Residents of Cape Town were treated to sights of a robot dog walking through the CBD as Dwyka Mining Services showcased Boston Dynamic’s Spot….
Last year saw more Android N news, Google’s Daydream VR and a few communication apps. But what can we expect this time?
More Android O features revealed
We already know that Android O is on the way, bringing battery savings (via more efficient location updates and background services) and notification channels for improved alerts.
But Google almost certainly has more features to show here, such as the recently revealed Project Treble for faster updates, expanded support for Instant Apps and a few unannounced easter eggs.
An Android Wear update?
Last year’s conference saw Google reveal Android Wear 2.0, being a massive update for Android-toting smartwatches.
It’s been a while since then, and the update is still trickling out to smartwatches. Could we see Android Wear 3.0 revealed then? I’m not 100% sure, but don’t be surprised if we get Android Wear 2.1 or something similar. In any event, Google’s last update showed off watch face “complications” and reduced the reliance on carrying a phone around.

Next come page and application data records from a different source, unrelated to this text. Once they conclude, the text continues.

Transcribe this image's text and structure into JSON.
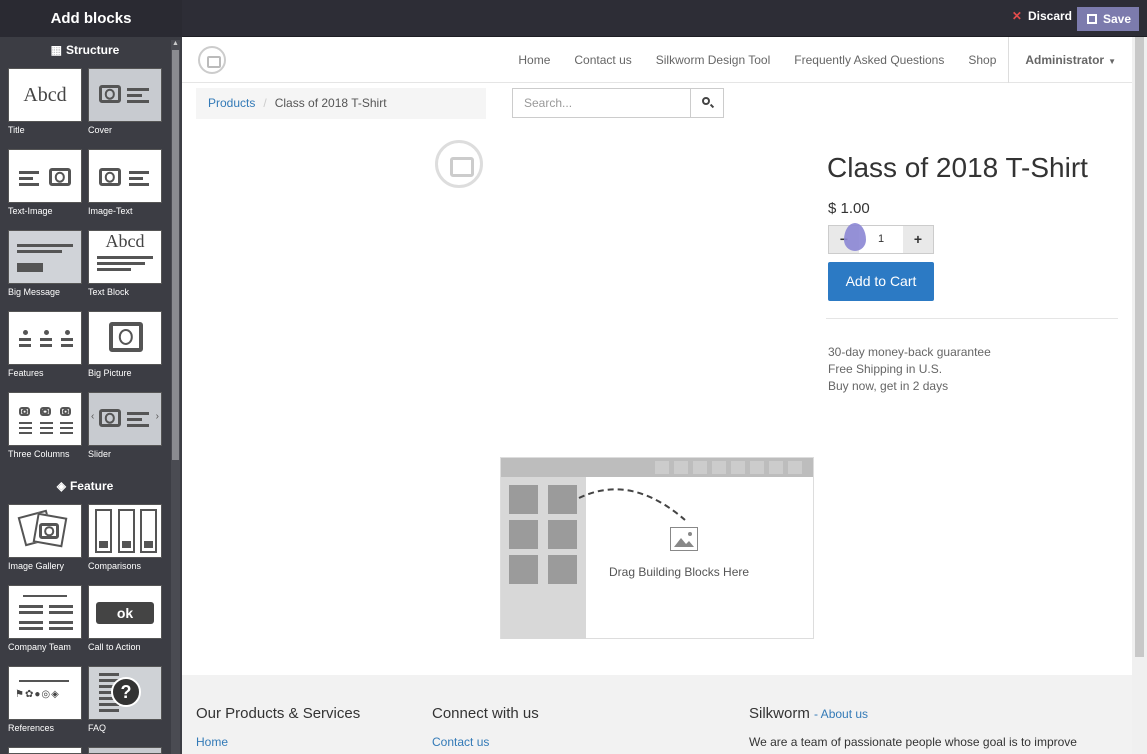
{
  "topbar": {
    "title": "Add blocks",
    "discard_label": "Discard",
    "save_label": "Save"
  },
  "sidebar": {
    "structure_heading": "Structure",
    "feature_heading": "Feature",
    "blocks": [
      {
        "label": "Title",
        "thumb_text": "Abcd"
      },
      {
        "label": "Cover"
      },
      {
        "label": "Text-Image"
      },
      {
        "label": "Image-Text"
      },
      {
        "label": "Big Message"
      },
      {
        "label": "Text Block",
        "thumb_text": "Abcd"
      },
      {
        "label": "Features"
      },
      {
        "label": "Big Picture"
      },
      {
        "label": "Three Columns"
      },
      {
        "label": "Slider"
      },
      {
        "label": "Image Gallery"
      },
      {
        "label": "Comparisons"
      },
      {
        "label": "Company Team"
      },
      {
        "label": "Call to Action",
        "thumb_text": "ok"
      },
      {
        "label": "References"
      },
      {
        "label": "FAQ",
        "thumb_text": "?"
      }
    ]
  },
  "nav": {
    "items": [
      "Home",
      "Contact us",
      "Silkworm Design Tool",
      "Frequently Asked Questions",
      "Shop"
    ],
    "user": "Administrator"
  },
  "breadcrumb": {
    "parent": "Products",
    "current": "Class of 2018 T-Shirt"
  },
  "search": {
    "placeholder": "Search..."
  },
  "product": {
    "name": "Class of 2018 T-Shirt",
    "price": "$ 1.00",
    "quantity": "1",
    "add_to_cart": "Add to Cart",
    "terms": [
      "30-day money-back guarantee",
      "Free Shipping in U.S.",
      "Buy now, get in 2 days"
    ]
  },
  "dropzone": {
    "text": "Drag Building Blocks Here"
  },
  "footer": {
    "col1_title": "Our Products & Services",
    "col1_link": "Home",
    "col2_title": "Connect with us",
    "col2_link": "Contact us",
    "col3_title": "Silkworm",
    "col3_about": "- About us",
    "col3_text": "We are a team of passionate people whose goal is to improve"
  },
  "colors": {
    "topbar_bg": "#2d2d36",
    "sidebar_bg": "#3c3d44",
    "save_bg": "#7c7bad",
    "discard_icon": "#e34c4c",
    "primary_button": "#2c7ac4",
    "link": "#337ab7"
  }
}
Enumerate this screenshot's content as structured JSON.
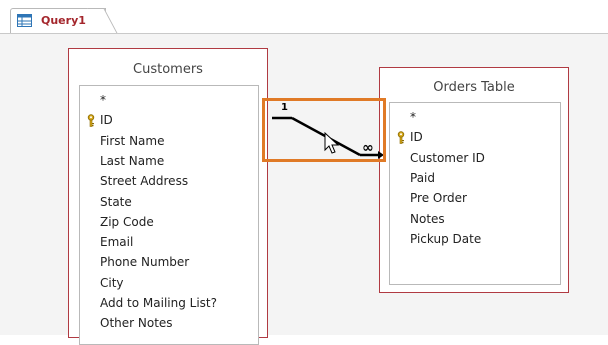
{
  "tab": {
    "label": "Query1",
    "icon": "query-icon"
  },
  "customers": {
    "title": "Customers",
    "fields": [
      {
        "name": "*",
        "key": false
      },
      {
        "name": "ID",
        "key": true
      },
      {
        "name": "First Name",
        "key": false
      },
      {
        "name": "Last Name",
        "key": false
      },
      {
        "name": "Street Address",
        "key": false
      },
      {
        "name": "State",
        "key": false
      },
      {
        "name": "Zip Code",
        "key": false
      },
      {
        "name": "Email",
        "key": false
      },
      {
        "name": "Phone Number",
        "key": false
      },
      {
        "name": "City",
        "key": false
      },
      {
        "name": "Add to Mailing List?",
        "key": false
      },
      {
        "name": "Other Notes",
        "key": false
      }
    ]
  },
  "orders": {
    "title": "Orders Table",
    "fields": [
      {
        "name": "*",
        "key": false
      },
      {
        "name": "ID",
        "key": true
      },
      {
        "name": "Customer ID",
        "key": false
      },
      {
        "name": "Paid",
        "key": false
      },
      {
        "name": "Pre Order",
        "key": false
      },
      {
        "name": "Notes",
        "key": false
      },
      {
        "name": "Pickup Date",
        "key": false
      }
    ]
  },
  "relationship": {
    "one_label": "1",
    "many_label": "∞"
  },
  "colors": {
    "accent": "#e07a26",
    "table_border": "#b03a42",
    "tab_text": "#a4262c"
  }
}
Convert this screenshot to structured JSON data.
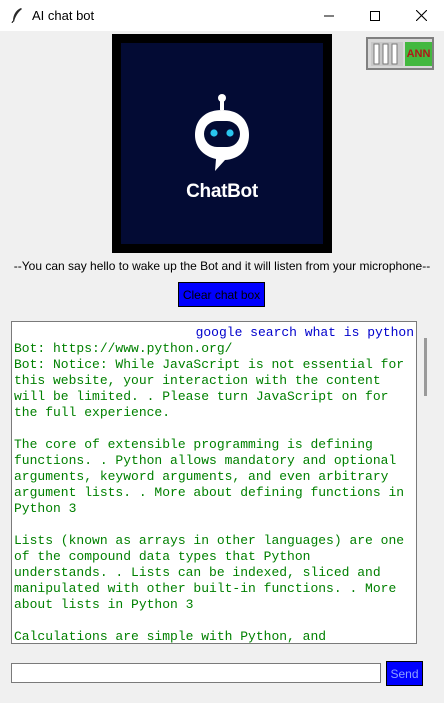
{
  "window": {
    "title": "AI chat bot",
    "app_icon": "feather-icon"
  },
  "logo": {
    "text": "ChatBot",
    "icon": "robot-icon",
    "background_color": "#030b34"
  },
  "toggle": {
    "label": "ANN",
    "state": "on"
  },
  "info_text": "--You can say hello to wake up the Bot and it will listen from your microphone--",
  "clear_button": {
    "label": "Clear chat box"
  },
  "chat": {
    "user_message": "google search what is python",
    "bot_lines": [
      "Bot: https://www.python.org/",
      "Bot: Notice: While JavaScript is not essential for\nthis website, your interaction with the content\nwill be limited. . Please turn JavaScript on for\nthe full experience.\n\nThe core of extensible programming is defining\nfunctions. . Python allows mandatory and optional\narguments, keyword arguments, and even arbitrary\nargument lists. . More about defining functions in\nPython 3\n\nLists (known as arrays in other languages) are one\nof the compound data types that Python\nunderstands. . Lists can be indexed, sliced and\nmanipulated with other built-in functions. . More\nabout lists in Python 3\n\nCalculations are simple with Python, and"
    ],
    "user_color": "#0000cc",
    "bot_color": "#008000"
  },
  "input": {
    "value": "",
    "placeholder": ""
  },
  "send_button": {
    "label": "Send"
  },
  "colors": {
    "button_blue": "#0000ff",
    "toggle_green": "#43b83f",
    "toggle_label_red": "#b01818"
  }
}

So we expect to see a bit more of this.
Daydream VR to be more than a daydream?
The Daydream VR initiative was first revealed a year ago, outlining Google’s vision for mobile virtual reality. From headsets and controllers to phones, Google planned to slap a variety of devices with “Daydream” certification. Fast forward to 2017 and we’ve only got five or six compatible smartphones.
We expect Google to announce expanded support of sorts, bringing Daydream VR to more than just a few flagship devices. Still, we’re not sure if Google will relax the minimum requirements for the VR suite, but we do look forward to the platform on more devices. Now, when can we expect Daydream hardware in SA?
More communication apps?
Google revealed Allo and Duo at last year’s event, being yet another communications push from the tech company.
Don’t rule out Google revealing another communications app, joining Allo, Duo, Hangouts and Android Messages/Messenger. Google has been pushing the RCS protocol in recent months though, being billed as a successor to SMS technology. Here’s hoping if they do release a new app, it’s a great demonstration of RCS.
What about ChromeOS?
Google’s laptop platform has shot past Macs to become the most popular OS in the education sphere. Throw in Google Play Store support and it’s clear that Google has a winner on their hands.
Unfortunately, the Play Store functionality has been delayed, so we’re expecting to see more clarification in this department. One thing is for certain though, and it’s that apps built for Android O are set to receive better keyboard support, as Google preps the Play Store apps for launch on ChromeOS.
More Google Assistant-powered products?
Amazon paved the way for the smart speaker when it revealed the Echo gadget, powered by its Alexa AI service. Since then, we’ve seen Alexa make its way to the Echo Show smart screen and numerous appliances.
I’m personally expecting Google to reveal new Assistant-powered hardware — be it a new Google Home-style device or a partnership with a third-party manufacturer. In fact, I wouldn’t be surprised if we see a family of third-party Google speakers being launched.
What about hardware?
Aside from our above-mentioned prediction of Google Assistant-powered gadgets, we’re not sure whether Google will have more traditional devices to reveal.
We didn’t see phones, tablets or computers being revealed last year, while 2015 saw the Nexus 9 being shown off. It has been two years since a new Google tablet, then…
The budget phone enthusiast in me is hoping for a much improved Android One programme, but otherwise, don’t expect new Pixel phones obviously.